The work on site continues apace,
with the concrete waste tanks arriving tommorow; so with things hotting up (except the weather, of course) it was time to relocate the goose house, which is actually a lovely 30-bird henhouse but not exactly easy to move – it was dropped off here by the Domestic Fowl Trust in Honeybourne near Gloucester the day after we moved in. Owing to a lack of machinery & resources it was abandoned next to the haybarn on the arrivals yard & has remained there ever since, while we decided What To Do With It.
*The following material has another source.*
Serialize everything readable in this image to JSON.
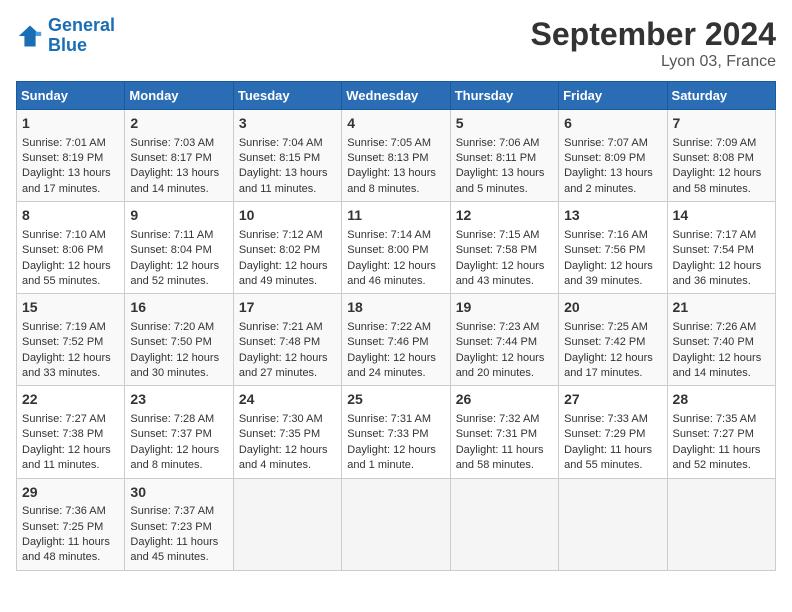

Our initial idea was to get some electrified poultry netting (which we did) & erect it around said henhouse (which we also did). However the ground was so stony & uneven beneath, that try as we might we couldn’t sink the electric fence posts satisfactorily, with the netting sagging more precariously than a pair of Nora Batty’s stockings. So the netting remained unused, was gradually forgotten & eventually disappeared beneath the brambles; but when I realised it hadn’t been tidied away & went to recover it after work commenced on site, I discovered that unfortunately it had already been buried beneath the rubble. What an appalling waste of sixty quid; it has taught us a salutory lesson indeed.
So beacause we were literally between a rock & a hard place the house was initially redundant with the hens remaining in the two Forsham Cottage Arks which have given us such excellent & sturdy service. Whilst at the Smallholder Show at Builth Wells in 2006, we purchased a breeding pair of Brecon Buff geese; & the henhouse – being big & roomy, seemed an ideal solution for temporary housing until we could sort out something more permanent. So two years later, it would seem that solution did become the permanent one, after all! But now it was in the way…..
The geese vacated their accommodation for the day; & strops were attached to the henhouse. It was then very carefully picked up by the makeshift sling using the bucket of the excavator, & carried across the arrivals yard & down to the farmyard; swinging precariously & literally just brushing the electric cable which supplies power from the house to the farm buildings (my heart was in my mouth at that point as you can imagine). The strops groaned & the roof started to squeeze inwards; & I began to have real fears that the geese would not have a home at all, by evening! But thankfully their accommodation was carefully plonked down beside the pigsties; & we set to work to repair the damage, with Paul & Tony swiftly putting it right again.
So work resumed on site with the excavator bouncing alarmingly along the edge of the hill to prepare for the arrival of the concrete tanks. Being very big & very heavy & at the opposite end of the site to where I thought they’d be, I have grave misgivings about how on earth we’ll sink them into place. But I suppose that’s tomorrow’s challenge….!
As many people have already done so, I won’t post a pancake recipe for Shrove Tuesday as it would be overegging the pudding (or pancake, depending on which way you look at it & the ingredients you use!). But I hope that all of you who indulged in said Shrove feast, thoroughly enjoyed it – we certainly did! And Happy Birthday to Richard’s first-ever Southdown lamb – born this afternoon, with no complications. Wonderful news!